When I am confronted with other art my reaction is different to when I am inside the process of making. I am overcome with an urge to describe it. This petrified, once-molten block emitting an uncanny glow here, this geometric, constructivist frame, fashioned from mundane materials, that is a conduit for sound, there. An apparition made tangible and solid. A painting whose tangled, shallow pictorial depths are landscapes for psychological wandering. One way or another, art, for me, is always about representation. It is always situational. It is always saying something about something. Even when it is gnomic or seemingly hermetic. Even when it chatters like a person made delirious by some plague. It has something to say. I listen to it – with all my senses. I want to engage.
Installation view, with works byCiaran Begley
Sometimes an exhibition of work by different artists remains just that. Nothing is added through the act of mixing. No new job of work is done by the disparate objects sharing the space. That is not the case here. Artist and curator, Priscilla Bourne has incisively collaged together a diverse collection of works from a group of artists whose practices, on the face of it, emerge from very different wellsprings. I suspect that this is not quite the case. We have some fundamental things in common. Not least there is an engagement with the raw stuff of making and an interest in the potentialities of poor (inartistic) materials and the ready-made. Moreover, there’s a common belief in the innate capacity of inert materials to communicate sensually. We find here reanimations and repurposing of the cracked and used-up, sometimes with the artist having first taken the material/object to the brink of formlessness.

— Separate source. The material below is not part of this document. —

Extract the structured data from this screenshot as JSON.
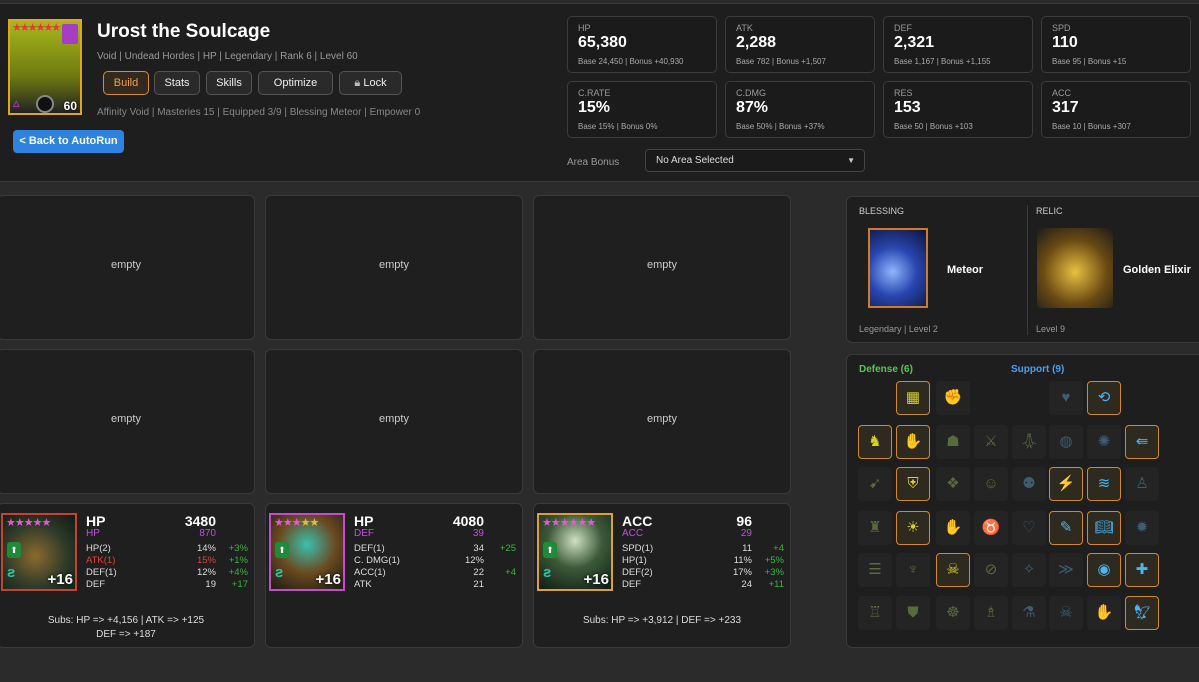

Gallery Director, catherine Benz discusses Kasane Low's work with the artist
The objects in this exhibition invite viewers to engage not just with each one individually, but with the group en masse. In fact, they exist as a group, sharing the space of the gallery productively. They interrelate and suggest interrelations. With the creation of these subtle networks of communication between objects, the stage is set for the exhibition to be made and remade continually through the dialogic participation of viewers.

Laurence Williams, performance using his sound installation
In keeping with the ideas of Russian theorist, Mikhail Bakhtin, I perceive each artwork in “Smashed Screens”, and therefore the exhibition as a whole, as consisting of multiple authentic voices. The authorial voice (of the artist and of the curator) is not singular, but an accumulation of the voices of the others it contains. By dint of the choice of materials, as well as any aesthetic act, the work is characterised by heteroglossia; a clash of different utterances and social levels of language. From this perspective, the work (each individual piece and the totality) has the character of an event and is made from the outside by the viewer. If we accept that the artwork metaphorically has the character of an embodied subject, has a kind of personhood imbued by the artist who creates it, then we can recognise that it is also unable to complete itself: it achieves perspective only from outside – only the other is in space, while the individual is oriented by its non-spatial inner centre – and it cannot know its own beginning and end.

Installation view, with work by Christian Davis, Al Poulet, Adrian de Giorgio and Laurence Williams
“Smashed Screens” is therefore durational. But it does not rely on the temporal linearity of moving pictures produced by a camera. Rather, it reaches behind and beyond that paradigm. It has the quality of an event. And, as such, implies community, which is exemplified by the coming together in space, and continuity, which is characterised precisely by its lack of beginning and end, for it is always being made and remade in consciousness.

Curator, Priscilla Bourne